4335 Partial Differential Equations (3-0). A survey of partial differential equations, including classification, qualitative features, methods of solution, and applications.
Prerequisite: Mathematics 3324 or 3335.

4351 Topology (3-0). Sets and functions, metric spaces, topological spaces, compactness, separation, connectedness, approximation.
Prerequisite: Mathematics 3300.

4355 Topics in Abstract Mathematics (3-0). Selected topics from number theory, field theory, or other areas of higher mathematics, with an emphasis on understanding and constructing proofs of theorems. (May be repeated for credit when the topic varies.)
Prerequisite: Consent of the instructor.

4361 Complex Variables (3-0). Complex numbers, analytic functions, complex integration, power series, residues, conformal mapping, and applications.
Prerequisite: Mathematics 2414.

Developmental Mathematics Program

Texas Success Initiative (TSI) Requirements. A student who fails to meet the minimum passing standard on the mathematics section of the TSIA must enroll in an appropriate developmental option determined by the Department of Mathematics. The student must be continuously enrolled in the developmental mathematics program until TSI requirements are satisfied. TSI requirements may be satisfied by one of the options specified under Developmental Education.

Non-course-based Option. Certain students as determined by the Department of Mathematics may be eligible to participate in non-course-based activities to complete TSI requirements. Contact the department for information about this option.

Course-based Option. Specially designated sections of freshman mathematics courses (“T-sections,” whose section number begins with a “T”) are designed to provide additional support for students who are not TSI complete. Students who are required to participate in developmental activities must enroll in these sections, which are identified by section numbers T10, T20, etc.

The “T-sections” meet for six hours weekly, however, “T-sections” only count three hours toward a student’s bill, course load, and GPA. A passing grade in mathematics “T-section” will both complete the student’s TSI requirements in mathematics and also earn the student credit for the appropriate college-level mathematics course. Students should choose the appropriate course in conjunction with their academic advisor to align with their degree programs.

A student enrolled in a mathematics “T-section” is also subject to the special provisions regarding class attendance and withdrawals for students who are not TSI complete.

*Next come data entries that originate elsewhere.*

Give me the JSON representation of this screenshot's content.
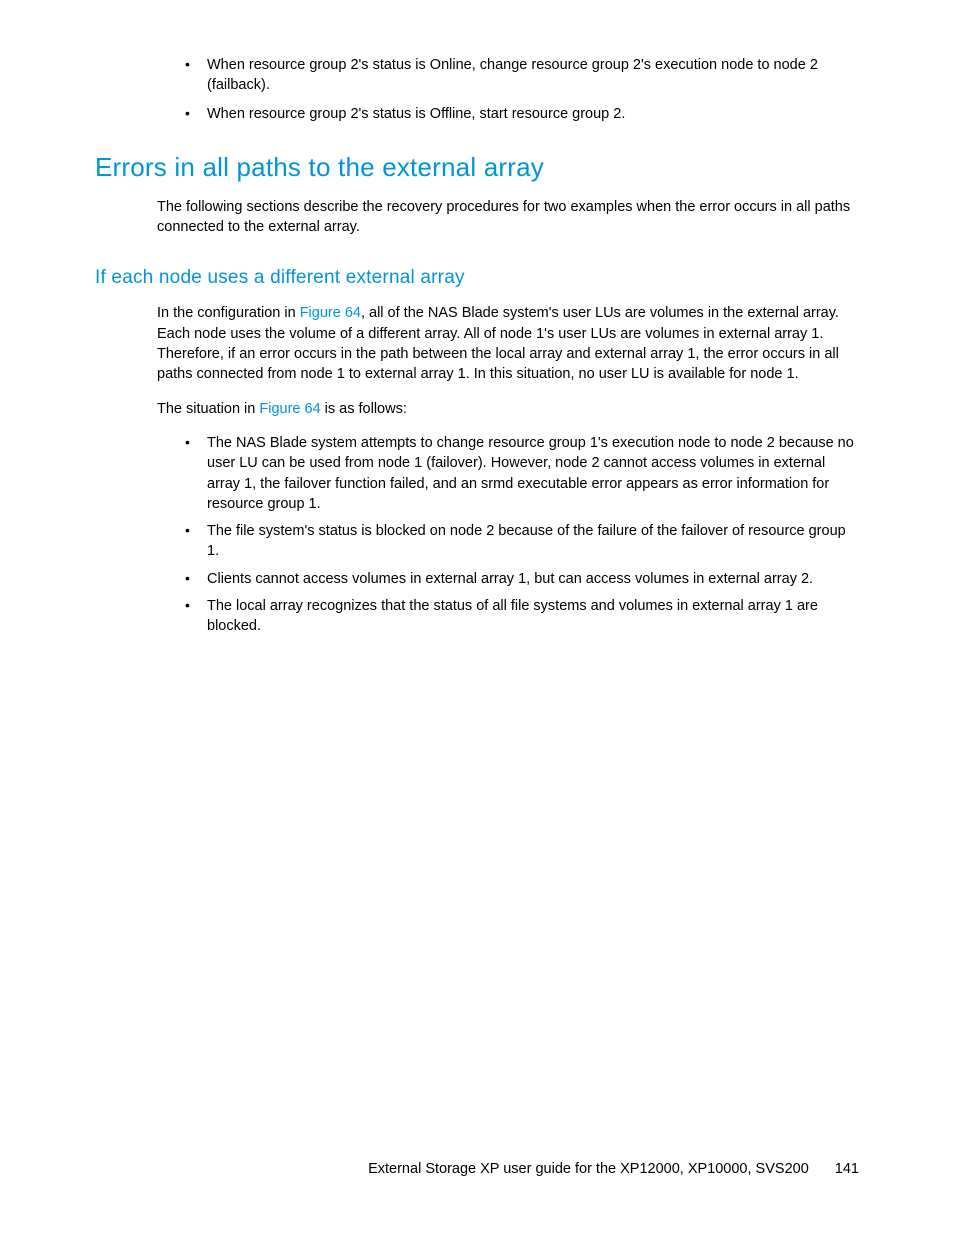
{
  "topBullets": [
    "When resource group 2's status is Online, change resource group 2's execution node to node 2 (failback).",
    "When resource group 2's status is Offline, start resource group 2."
  ],
  "heading1": "Errors in all paths to the external array",
  "intro1": "The following sections describe the recovery procedures for two examples when the error occurs in all paths connected to the external array.",
  "heading2": "If each node uses a different external array",
  "para2_prefix": "In the configuration in ",
  "figure_link": "Figure 64",
  "para2_suffix": ", all of the NAS Blade system's user LUs are volumes in the external array. Each node uses the volume of a different array. All of node 1's user LUs are volumes in external array 1. Therefore, if an error occurs in the path between the local array and external array 1, the error occurs in all paths connected from node 1 to external array 1. In this situation, no user LU is available for node 1.",
  "para3_prefix": "The situation in ",
  "para3_suffix": " is as follows:",
  "subBullets": [
    "The NAS Blade system attempts to change resource group 1's execution node to node 2 because no user LU can be used from node 1 (failover). However, node 2 cannot access volumes in external array 1, the failover function failed, and an srmd executable error appears as error information for resource group 1.",
    "The file system's status is blocked on node 2 because of the failure of the failover of resource group 1.",
    "Clients cannot access volumes in external array 1, but can access volumes in external array 2.",
    "The local array recognizes that the status of all file systems and volumes in external array 1 are blocked."
  ],
  "footer_title": "External Storage XP user guide for the XP12000, XP10000, SVS200",
  "footer_page": "141"
}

130C Developmental Mathematics (3-0). An introductory course designed to remediate identified deficiencies and provide a review of fundamental operations in mathematics based on the student’s mastery of the College and Career Readiness Standards. Topics may include elementary algebra and functions; intermediate algebra and functions; geometry and measurement; and data analysis, statistics, and probability. Software will be used to customize the course to fit individual students’ needs.